Chances are if you are working with clients or need to keep track of inventory and sales, you will likely be using invoices. Invoices give you information about the buyer and the seller, and if done correctly, it will minimize misunderstandings with your clients so that you get paid on time. If you are not familiar with this tool and hope to use it for your business, it’s important that you understand the different components that make it up.
A simple step that you do not want to overlook is including up-to-date buyer and seller contact information.
Using an invoice number is helpful for when you or your client need to reference the transaction.
Payment Terms and Due Date
Always include a clear due date and terms. You should be stating specific payment terms (due on receipt, net 15, etc.) to reduce ambiguity.

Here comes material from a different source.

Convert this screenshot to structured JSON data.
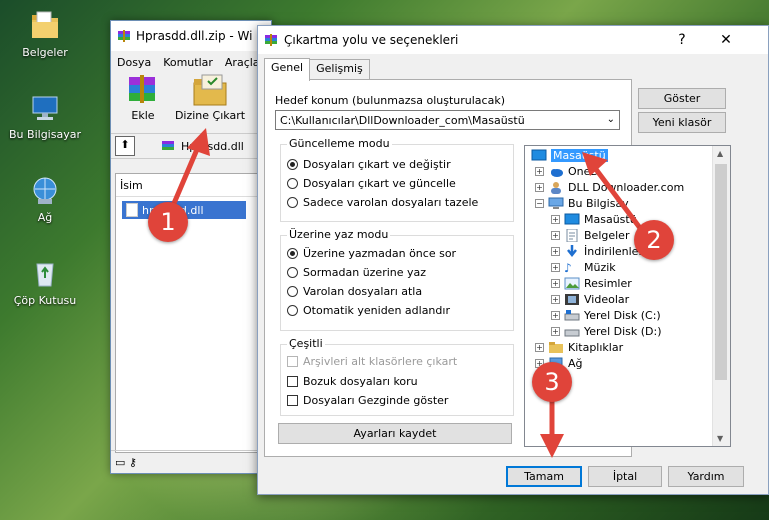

While it is possible to agree on a later payment date, customers should pay you within 30 days. When setting your payment terms, it is important to be mindful of any holidays or other disruptions that may delay payment. State the details of how and when you want to be paid in these terms.
Line Items and Total
Give your clients an itemized list of the services or products they purchased. Be sure to include a total amount.
Thank You Note
While this step is not necessary, it is a nice added touch. Including a quick “Thank you for your business” shows professionalism and gratitude for the client.
How Long Should I Keep My Invoice
Invoices and other documents such as receipts, payroll records, and bank statements should be kept for about 3-7 years. Keeping a record of these forms helps you provide evidence of any income, deductions, or credit on your tax return.
From payroll to tax reporting, financial reports, and more, the Bakersmith Bookkeeping Group team can help you handle your finances so you don’t have to! Review more information throughout our website on ways our team can serve you and your business.